Activity
Repeat all of the records verbatim.

================================

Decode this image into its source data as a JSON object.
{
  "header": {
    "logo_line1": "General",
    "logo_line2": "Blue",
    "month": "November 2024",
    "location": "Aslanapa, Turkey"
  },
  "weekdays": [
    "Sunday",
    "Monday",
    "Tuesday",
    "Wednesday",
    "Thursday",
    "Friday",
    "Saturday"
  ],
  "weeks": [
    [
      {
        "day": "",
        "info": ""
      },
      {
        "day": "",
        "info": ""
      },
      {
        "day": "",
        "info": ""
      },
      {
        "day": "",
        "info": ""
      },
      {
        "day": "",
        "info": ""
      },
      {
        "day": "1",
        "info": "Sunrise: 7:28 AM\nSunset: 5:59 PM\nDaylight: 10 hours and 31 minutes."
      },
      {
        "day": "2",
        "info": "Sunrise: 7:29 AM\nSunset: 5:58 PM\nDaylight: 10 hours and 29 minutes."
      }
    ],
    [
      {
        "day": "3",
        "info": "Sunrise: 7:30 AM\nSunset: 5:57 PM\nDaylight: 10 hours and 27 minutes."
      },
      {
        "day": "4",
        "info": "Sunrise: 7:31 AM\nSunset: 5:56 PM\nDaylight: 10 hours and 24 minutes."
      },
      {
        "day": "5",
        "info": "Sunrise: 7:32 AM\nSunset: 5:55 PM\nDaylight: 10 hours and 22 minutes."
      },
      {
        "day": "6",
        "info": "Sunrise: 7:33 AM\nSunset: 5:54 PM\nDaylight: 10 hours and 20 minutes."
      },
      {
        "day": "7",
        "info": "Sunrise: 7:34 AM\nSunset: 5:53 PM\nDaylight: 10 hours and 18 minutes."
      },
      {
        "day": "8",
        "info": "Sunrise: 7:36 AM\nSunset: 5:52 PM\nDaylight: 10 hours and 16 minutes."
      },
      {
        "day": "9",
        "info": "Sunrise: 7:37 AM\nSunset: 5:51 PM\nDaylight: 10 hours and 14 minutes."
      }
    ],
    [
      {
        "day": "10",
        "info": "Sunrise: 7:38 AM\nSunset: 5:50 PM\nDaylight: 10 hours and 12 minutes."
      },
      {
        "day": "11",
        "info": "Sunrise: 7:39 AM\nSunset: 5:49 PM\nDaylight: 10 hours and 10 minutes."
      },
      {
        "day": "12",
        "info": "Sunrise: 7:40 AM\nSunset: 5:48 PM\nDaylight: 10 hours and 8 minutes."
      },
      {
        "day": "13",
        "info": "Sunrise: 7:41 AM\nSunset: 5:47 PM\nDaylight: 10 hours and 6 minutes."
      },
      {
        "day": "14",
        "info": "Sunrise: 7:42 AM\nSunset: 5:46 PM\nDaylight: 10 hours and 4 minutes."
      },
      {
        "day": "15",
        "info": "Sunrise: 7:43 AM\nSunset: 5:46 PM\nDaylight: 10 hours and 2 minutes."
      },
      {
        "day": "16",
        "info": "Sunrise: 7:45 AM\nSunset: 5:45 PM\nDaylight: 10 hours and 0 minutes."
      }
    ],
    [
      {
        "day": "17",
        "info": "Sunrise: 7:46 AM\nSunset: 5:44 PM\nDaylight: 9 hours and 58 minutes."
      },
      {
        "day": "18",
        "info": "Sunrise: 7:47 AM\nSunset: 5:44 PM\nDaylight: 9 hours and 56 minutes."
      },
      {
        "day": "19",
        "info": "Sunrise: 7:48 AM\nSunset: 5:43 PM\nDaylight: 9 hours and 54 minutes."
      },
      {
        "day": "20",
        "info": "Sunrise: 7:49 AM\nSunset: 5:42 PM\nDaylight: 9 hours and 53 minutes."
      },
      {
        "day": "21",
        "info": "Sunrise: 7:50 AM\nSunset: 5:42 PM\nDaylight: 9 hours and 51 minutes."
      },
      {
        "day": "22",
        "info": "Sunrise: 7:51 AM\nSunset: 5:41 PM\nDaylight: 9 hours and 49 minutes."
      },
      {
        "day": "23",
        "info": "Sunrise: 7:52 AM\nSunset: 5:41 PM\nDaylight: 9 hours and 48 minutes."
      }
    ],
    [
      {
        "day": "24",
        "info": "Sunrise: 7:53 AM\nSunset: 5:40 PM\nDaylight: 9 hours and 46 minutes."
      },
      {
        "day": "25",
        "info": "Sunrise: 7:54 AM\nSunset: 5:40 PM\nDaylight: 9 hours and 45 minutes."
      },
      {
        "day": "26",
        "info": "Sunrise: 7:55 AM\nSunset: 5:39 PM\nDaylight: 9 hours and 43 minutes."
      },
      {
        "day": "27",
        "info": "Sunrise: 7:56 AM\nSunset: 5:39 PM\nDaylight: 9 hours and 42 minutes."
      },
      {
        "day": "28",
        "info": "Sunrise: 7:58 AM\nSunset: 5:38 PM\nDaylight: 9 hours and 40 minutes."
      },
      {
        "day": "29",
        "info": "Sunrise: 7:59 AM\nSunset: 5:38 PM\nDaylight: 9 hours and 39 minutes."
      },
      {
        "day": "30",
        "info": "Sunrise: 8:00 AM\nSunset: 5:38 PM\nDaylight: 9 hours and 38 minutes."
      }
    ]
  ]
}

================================

Exercise answer
Decode this image into its source data as a JSON object.
{
  "header": {
    "logo_line1": "General",
    "logo_line2": "Blue",
    "month": "November 2024",
    "location": "Aslanapa, Turkey"
  },
  "weekdays": [
    "Sunday",
    "Monday",
    "Tuesday",
    "Wednesday",
    "Thursday",
    "Friday",
    "Saturday"
  ],
  "weeks": [
    [
      {
        "day": "",
        "info": ""
      },
      {
        "day": "",
        "info": ""
      },
      {
        "day": "",
        "info": ""
      },
      {
        "day": "",
        "info": ""
      },
      {
        "day": "",
        "info": ""
      },
      {
        "day": "1",
        "info": "Sunrise: 7:28 AM\nSunset: 5:59 PM\nDaylight: 10 hours and 31 minutes."
      },
      {
        "day": "2",
        "info": "Sunrise: 7:29 AM\nSunset: 5:58 PM\nDaylight: 10 hours and 29 minutes."
      }
    ],
    [
      {
        "day": "3",
        "info": "Sunrise: 7:30 AM\nSunset: 5:57 PM\nDaylight: 10 hours and 27 minutes."
      },
      {
        "day": "4",
        "info": "Sunrise: 7:31 AM\nSunset: 5:56 PM\nDaylight: 10 hours and 24 minutes."
      },
      {
        "day": "5",
        "info": "Sunrise: 7:32 AM\nSunset: 5:55 PM\nDaylight: 10 hours and 22 minutes."
      },
      {
        "day": "6",
        "info": "Sunrise: 7:33 AM\nSunset: 5:54 PM\nDaylight: 10 hours and 20 minutes."
      },
      {
        "day": "7",
        "info": "Sunrise: 7:34 AM\nSunset: 5:53 PM\nDaylight: 10 hours and 18 minutes."
      },
      {
        "day": "8",
        "info": "Sunrise: 7:36 AM\nSunset: 5:52 PM\nDaylight: 10 hours and 16 minutes."
      },
      {
        "day": "9",
        "info": "Sunrise: 7:37 AM\nSunset: 5:51 PM\nDaylight: 10 hours and 14 minutes."
      }
    ],
    [
      {
        "day": "10",
        "info": "Sunrise: 7:38 AM\nSunset: 5:50 PM\nDaylight: 10 hours and 12 minutes."
      },
      {
        "day": "11",
        "info": "Sunrise: 7:39 AM\nSunset: 5:49 PM\nDaylight: 10 hours and 10 minutes."
      },
      {
        "day": "12",
        "info": "Sunrise: 7:40 AM\nSunset: 5:48 PM\nDaylight: 10 hours and 8 minutes."
      },
      {
        "day": "13",
        "info": "Sunrise: 7:41 AM\nSunset: 5:47 PM\nDaylight: 10 hours and 6 minutes."
      },
      {
        "day": "14",
        "info": "Sunrise: 7:42 AM\nSunset: 5:46 PM\nDaylight: 10 hours and 4 minutes."
      },
      {
        "day": "15",
        "info": "Sunrise: 7:43 AM\nSunset: 5:46 PM\nDaylight: 10 hours and 2 minutes."
      },
      {
        "day": "16",
        "info": "Sunrise: 7:45 AM\nSunset: 5:45 PM\nDaylight: 10 hours and 0 minutes."
      }
    ],
    [
      {
        "day": "17",
        "info": "Sunrise: 7:46 AM\nSunset: 5:44 PM\nDaylight: 9 hours and 58 minutes."
      },
      {
        "day": "18",
        "info": "Sunrise: 7:47 AM\nSunset: 5:44 PM\nDaylight: 9 hours and 56 minutes."
      },
      {
        "day": "19",
        "info": "Sunrise: 7:48 AM\nSunset: 5:43 PM\nDaylight: 9 hours and 54 minutes."
      },
      {
        "day": "20",
        "info": "Sunrise: 7:49 AM\nSunset: 5:42 PM\nDaylight: 9 hours and 53 minutes."
      },
      {
        "day": "21",
        "info": "Sunrise: 7:50 AM\nSunset: 5:42 PM\nDaylight: 9 hours and 51 minutes."
      },
      {
        "day": "22",
        "info": "Sunrise: 7:51 AM\nSunset: 5:41 PM\nDaylight: 9 hours and 49 minutes."
      },
      {
        "day": "23",
        "info": "Sunrise: 7:52 AM\nSunset: 5:41 PM\nDaylight: 9 hours and 48 minutes."
      }
    ],
    [
      {
        "day": "24",
        "info": "Sunrise: 7:53 AM\nSunset: 5:40 PM\nDaylight: 9 hours and 46 minutes."
      },
      {
        "day": "25",
        "info": "Sunrise: 7:54 AM\nSunset: 5:40 PM\nDaylight: 9 hours and 45 minutes."
      },
      {
        "day": "26",
        "info": "Sunrise: 7:55 AM\nSunset: 5:39 PM\nDaylight: 9 hours and 43 minutes."
      },
      {
        "day": "27",
        "info": "Sunrise: 7:56 AM\nSunset: 5:39 PM\nDaylight: 9 hours and 42 minutes."
      },
      {
        "day": "28",
        "info": "Sunrise: 7:58 AM\nSunset: 5:38 PM\nDaylight: 9 hours and 40 minutes."
      },
      {
        "day": "29",
        "info": "Sunrise: 7:59 AM\nSunset: 5:38 PM\nDaylight: 9 hours and 39 minutes."
      },
      {
        "day": "30",
        "info": "Sunrise: 8:00 AM\nSunset: 5:38 PM\nDaylight: 9 hours and 38 minutes."
      }
    ]
  ]
}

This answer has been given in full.